Fish, candy and roaring engines fill Mackay for holiday fun | Characteristics
As the trademark protected ATV capital of Idaho and the West, Mackay often buzzes with the sound of loud engines.
Independence weekend was no exception. But those roars came from 2-wheeled machine engines, not 4-wheelers.
The Mackay Motorcycle Rodeo arrived in town for a few days as bikers packed motels, RV parks and campgrounds and entered their wacky contests at the rodeo grounds.
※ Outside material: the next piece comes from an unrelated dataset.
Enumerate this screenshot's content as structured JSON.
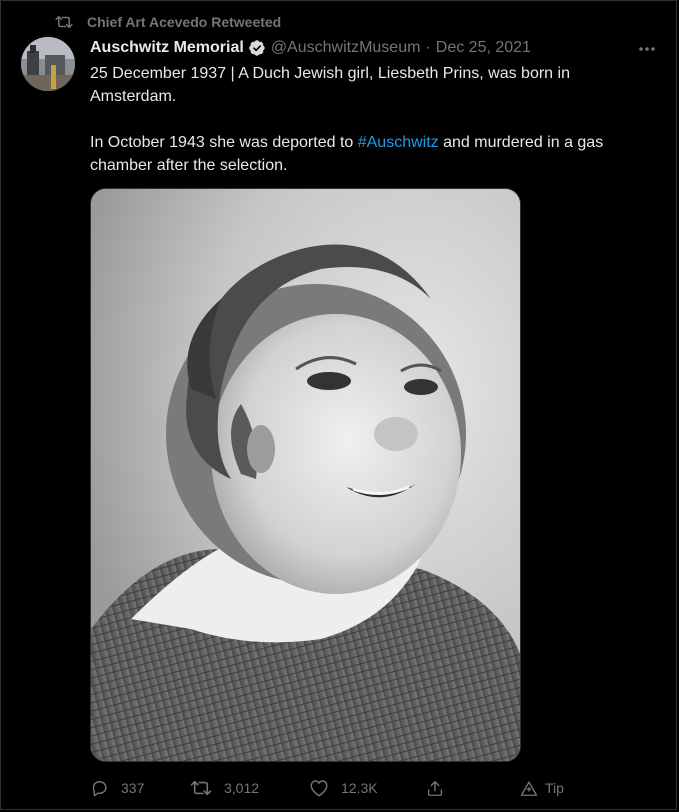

The rest of the community filled with visitors and people who returned home for the holidays to enjoy a traditional small town Independence Day festival.
The big day of this year was actually Saturday July 3rd. But a casual observer wouldn’t have known it wasn’t July 4th as people celebrated the holiday.
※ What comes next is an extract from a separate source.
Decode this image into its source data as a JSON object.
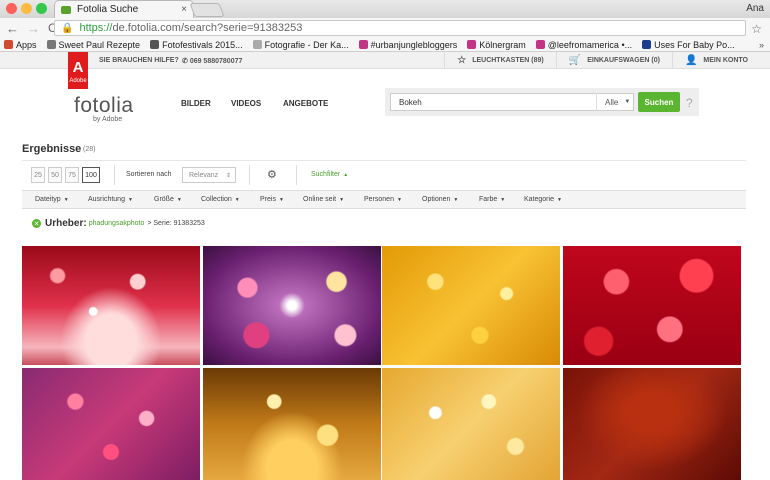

The main street and several side streets were lined with spectators watching cyclists slip into town for a parade. Handfuls of candy were thrown by passengers in the backs of the bikes, grabbed quickly and stuffed into plastic bags. Garage sales were plentiful and the doors to the shops opened wide to welcome customers.
After the parade was over, people headed either to the rodeo grounds for the main motorcycle event or to the kids’ park for lunch, games and the other main event – a fish pond.
Rainbow trout with an average length of 6 to 8 inches were thrown into a makeshift pond in the park and the children had the opportunity to jump in and try to catch one of the creatures slippery.
The fish pond has been a regular event in Mackay since the early 1990s, said Zane Vaden, resident of Mackay and EMT. Volunteers erected a wooden frame, placed it in a pond liner, used a fire hose to fill it with water, and waited for the children to line up. Rules were set – including that no one was supposed to take a live fish and throw it into a creek or river or the reservoir, and the screams began.
The youngest children, no more than 3 years old, were the first, but they did not swim with the fish. Instead, rubber ducks were thrown into the pond for the tykes to grab. They were given plastic containers of guppies that they could take home instead of a large trout.
As soon as the toddlers finished their hunt, the volunteers used nets to haul the trout out of the large reservoir. The nets were emptied into the pond, the “go” sound was given and the children jumped to begin the hunt. The older the kids, the less it was about catching a fish, but more of a soaking and splashing contest.
This year’s fish expedition came from the College of Southern Idaho in Twin Falls. The school donated the fish, Vaden said. The fish have come from many places over the past three decades, said Vaden, including Pocatello and occasionally the Mackay Fish Hatchery which one year bailed out the fish pond volunteers when Vaden woke up in the morning. of the party and found an aquarium of dead fish. . Before the following summer, Vaden designed a hose system that sprays water around the tank, keeps the water and air flowing, and ensures that the water level does not drop so that the fish do not die.
“I don’t want this to happen again,” he said of the fateful year of the dead fish.
Across the children’s park, volunteers served around 500 hot dogs, along with fries and watermelon at a donation lunch. Diners could also purchase cookies and drinks, with all proceeds going to Mackay Elementary School.
Children could spend a lot of excess energy on traditional park games – three-legged races, sack races, wheelbarrow races – before the fish pond opened. The teens brought boxes of suction cups to the finish line for each participant to grab one at the end of a race.
The park’s permanent play structures – swings, merry-go-round, giant climbing tires, slide – were full all afternoon too as the kids celebrated “old school fun,” according to Robin Mangan of The Lost Rivers Medical Center. She and the community health workers at Lost Rivers offered free blood pressure checks at their booth. They handed out red, white and blue fans, hand sanitizer, candy, pens and sticky notes and raffled garden games.